By Zach Arnold | March 12, 2014
— MMA Supremacy (@MMASupremacy) March 11, 2014
So, Kevin Iole revealed that UFC is allegedly giving comps to some writers for their Fight Pass site. Perhaps those writers, should they be revealed, might want to talk to Mommy Bloggers about what happens when the FTC decides you aren’t being transparent enough in disclosing benefits on subjects you are covering/writing about. Supposedly buying off lapdog MMA writers isn’t the end of the world but it does say something about the UFC’s on-again, off-again schizophrenic ideas of wanting writers to eat the dog food and shut up about it.

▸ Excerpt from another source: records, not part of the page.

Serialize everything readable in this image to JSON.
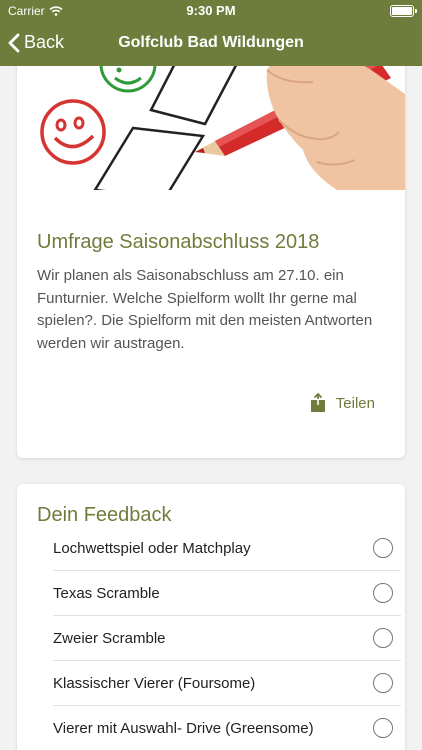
{
  "status_bar": {
    "carrier": "Carrier",
    "time": "9:30 PM"
  },
  "nav": {
    "back_label": "Back",
    "title": "Golfclub Bad Wildungen"
  },
  "post": {
    "title": "Umfrage Saisonabschluss 2018",
    "body": "Wir planen als Saisonabschluss am 27.10. ein Funturnier. Welche Spielform wollt Ihr gerne mal spielen?. Die Spielform mit den meisten Antworten werden wir austragen.",
    "share_label": "Teilen"
  },
  "feedback": {
    "title": "Dein Feedback",
    "options": [
      {
        "label": "Lochwettspiel oder Matchplay"
      },
      {
        "label": "Texas Scramble"
      },
      {
        "label": "Zweier Scramble"
      },
      {
        "label": "Klassischer Vierer (Foursome)"
      },
      {
        "label": "Vierer mit Auswahl- Drive (Greensome)"
      }
    ]
  },
  "colors": {
    "brand": "#6e7d3c",
    "background": "#f2f2f2"
  }
}
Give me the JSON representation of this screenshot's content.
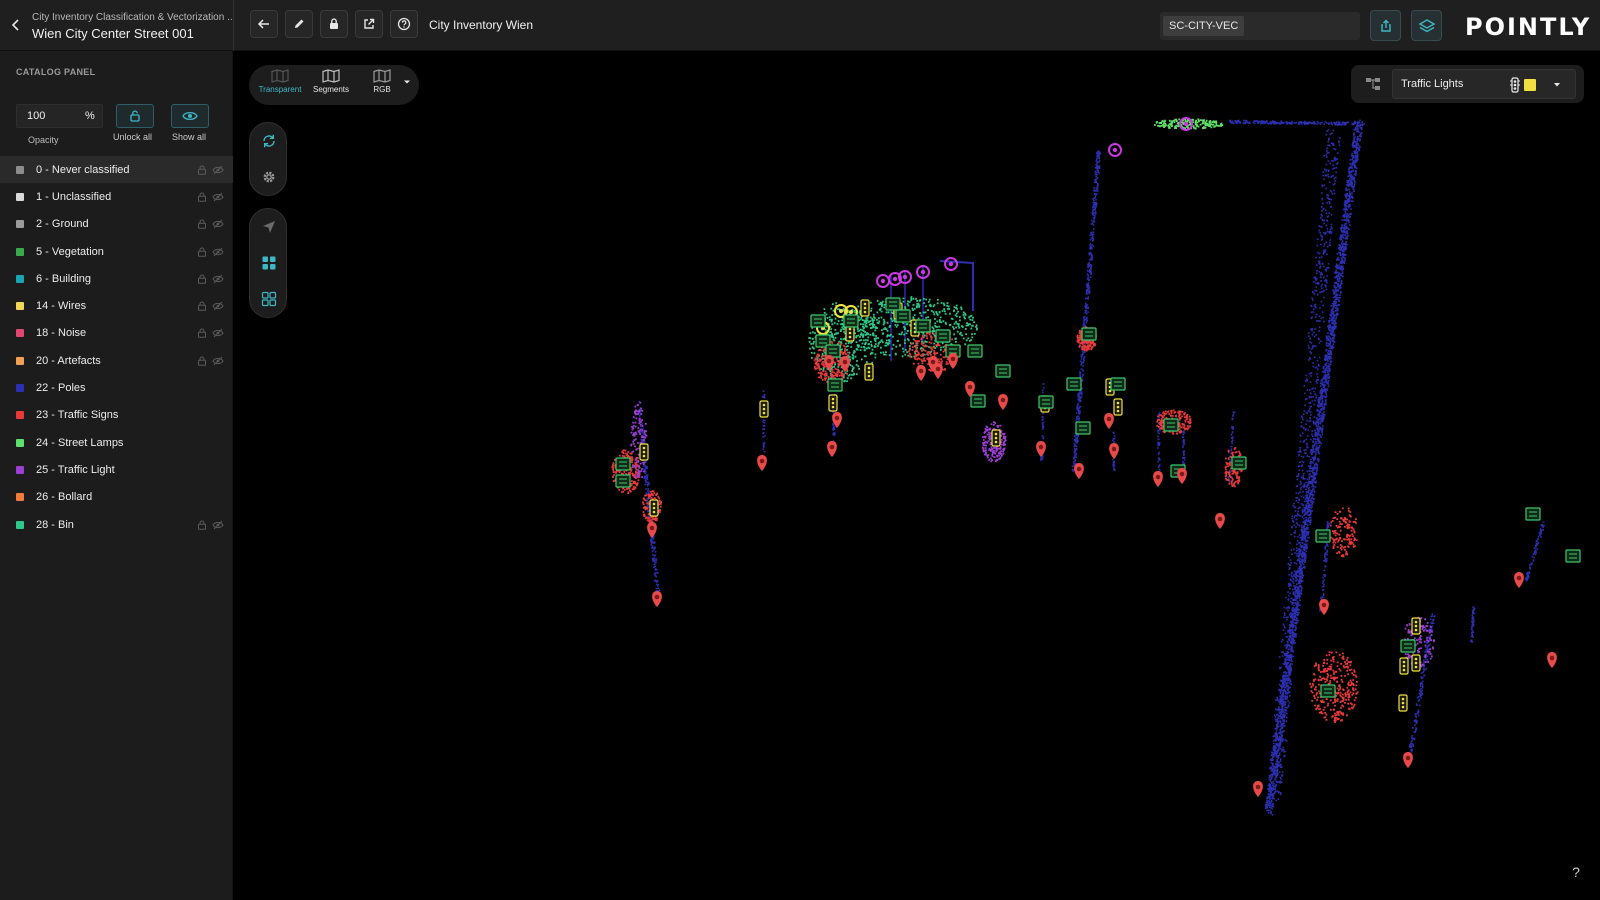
{
  "header": {
    "project_subtitle": "City Inventory Classification & Vectorization ...",
    "project_title": "Wien City Center Street 001",
    "dataset_name": "City Inventory Wien",
    "code": "SC-CITY-VEC",
    "brand": "POINTLY"
  },
  "panel": {
    "title": "CATALOG PANEL",
    "opacity_value": "100",
    "opacity_unit": "%",
    "opacity_label": "Opacity",
    "unlock_label": "Unlock all",
    "show_label": "Show all",
    "classes": [
      {
        "label": "0 - Never classified",
        "color": "#8c8c8c"
      },
      {
        "label": "1 - Unclassified",
        "color": "#d9d9d9"
      },
      {
        "label": "2 - Ground",
        "color": "#9b9b9b"
      },
      {
        "label": "5 - Vegetation",
        "color": "#3aa94b"
      },
      {
        "label": "6 - Building",
        "color": "#1aa3b0"
      },
      {
        "label": "14 - Wires",
        "color": "#f2d65a"
      },
      {
        "label": "18 - Noise",
        "color": "#e2456e"
      },
      {
        "label": "20 - Artefacts",
        "color": "#f0a054"
      },
      {
        "label": "22 - Poles",
        "color": "#2b2fb0"
      },
      {
        "label": "23 - Traffic Signs",
        "color": "#e83a3a"
      },
      {
        "label": "24 - Street Lamps",
        "color": "#5fe06a"
      },
      {
        "label": "25 - Traffic Light",
        "color": "#9b3fd4"
      },
      {
        "label": "26 - Bollard",
        "color": "#f27a3a"
      },
      {
        "label": "28 - Bin",
        "color": "#2ec98a"
      }
    ]
  },
  "viewer": {
    "modes": [
      {
        "label": "Transparent",
        "color": "#3fb8c6"
      },
      {
        "label": "Segments",
        "color": "#e6e6e6"
      },
      {
        "label": "RGB",
        "color": "#e6e6e6"
      }
    ],
    "layer_name": "Traffic Lights",
    "layer_color": "#f0e040",
    "help": "?"
  },
  "colors": {
    "accent": "#3fb8c6",
    "poles": "#2b2fb0",
    "signs": "#e83a3a",
    "signs_marker": "#e84a4a",
    "lamps": "#5fe06a",
    "lights": "#9b3fd4",
    "lights_magenta": "#c83ae0",
    "bin": "#2ec98a",
    "traffic_light_icon": "#f0e040",
    "sign_icon": "#3fc66a"
  }
}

And as we saw with Dana White randomly going after Luke Thomas on Twitter in a bullying fit over Luke stating that there needs to be less volume of shows and rather a focus on better quality, the UFC has no trouble putting writers on blast who aren’t being compliant to the company’s business doctrine. That’s why I never bothered kissing their ass in the first place. What’s the point of doing that?
While the UFC is supposedly busy giving out passes to their video web site, there are mark doctors and people inside the MMA industry who are fretting about athletic commissions no longer feeling comfortable in giving out permission slips to fighters for testosterone usage. MMA Junkie talked with Dr. John Pierce, who pushed the latest line from testosterone defenders about what repercussions there will be for no longer giving out the hall passes:
Dr. John Pierce, a Las Vegas-based anti-aging doctor, has heard from several fighters who say they’d rather go to the black market for performance-enhancing drugs than get a therapeutic-use exemption (TUE) for testosterone.
“What they’ve in essence done is taken people that were forthright about their usage of testosterone for a medical purpose and punished them for it,” Pierce told MMAjunkie. “That makes no sense because, bottom line, it’s going to happen.”
Testosterone usage already was prolific and underground in nature in combat sports. It’s why VADA busting Lamont Peterson for microdosing on testosterone pellets while Nevada standard drug testing failed to detect such usage was a big deal. As I pointed out on Fight Opinion Radio, the absurdity of grown men fighting in a cage for living having to proclaim the need for anabolic steroids in order to inflict brain trauma is a political argument that would soundly get rejected by at least 80% of the general population. This isn’t a group of baseball players using testosterone to improve their ability to hit homeruns. This is a group of men who are trying to knock each other into a state of unconsciousness.
What the testosterone permission slip system did was glorify anabolic steroid usage. Instead of shaming those who asked for permission slips, it turned them into celebrities. It made them the class clowns, knowing full well that they were laughing at everybody and making fun of those who wanted to clean up the sport. And now those same individuals want to use the same kind of political argument (“hiding in the shadows”) that you hear when it comes to immigrants in the United States? There’s a big moral difference between debating amnesty for immigrants and amnesty for anabolic steroid users. But maybe that’s just me. Plus, there already was heavy underground testosterone usage happening in the first place. The permission slip system did nothing to slow underground usage in any way whatsoever.
If your body is so dysfunctional that you need anabolic steroids just to survive, why should you be allowed to fight in a cage? Furthermore, if you need to use testosterone to function on a daily basis, then why are some of the guys who got permission slips able to stop using anabolic steroids and continue their fighting careers? Homeostasis and all that jazz.
A good friend in the industry noted to me yesterday that the athletic commissions banning future testosterone permission slips to fighters is like a city posting a 50 MPH speed limit sign but not actually having any police radars to catch speeders. The regulators weren’t effective in catching the speeders in the first place and now a sign isn’t going to stop anyone who is already using testosterone. It’s why those who were celebrating the end of testosterone permission slips are missing the boat on the fact that, in terms of anabolic steroid usage in combat sports, this is just the end of the beginning rather than the beginning of the end. The fact that Dana White remains nervous about this topic and is lashing out against ESPN (hint: Josh Gross was part of the byline on Mike Fish’s article) indicates that there’s a lot more to be revealed in the near future. Dana yelling about how he supposedly never flip-flopped on the issue of testosterone usage in MMA makes him look completely out-of-touch with reality.
The UFC didn’t have a coherent public relations strategy to deal with the testosterone issue while fighters were getting permission slips and it appears they don’t have a strategy on how to address truthful criticism about cleaning up a sport that is currently as dirty as horse racing. If they don’t come up with a real solution to clean up the business in the next few years, there will be a permanent ceiling on the growth of the sport. It’s hard to argue to non-MMA fans about the problems plaguing the industry right now.
As for the mark doctors who are continuing to push testosterone usage amongst fighters, they’re never going away. Some of them have to pay rent for their strip mall outlets, after all.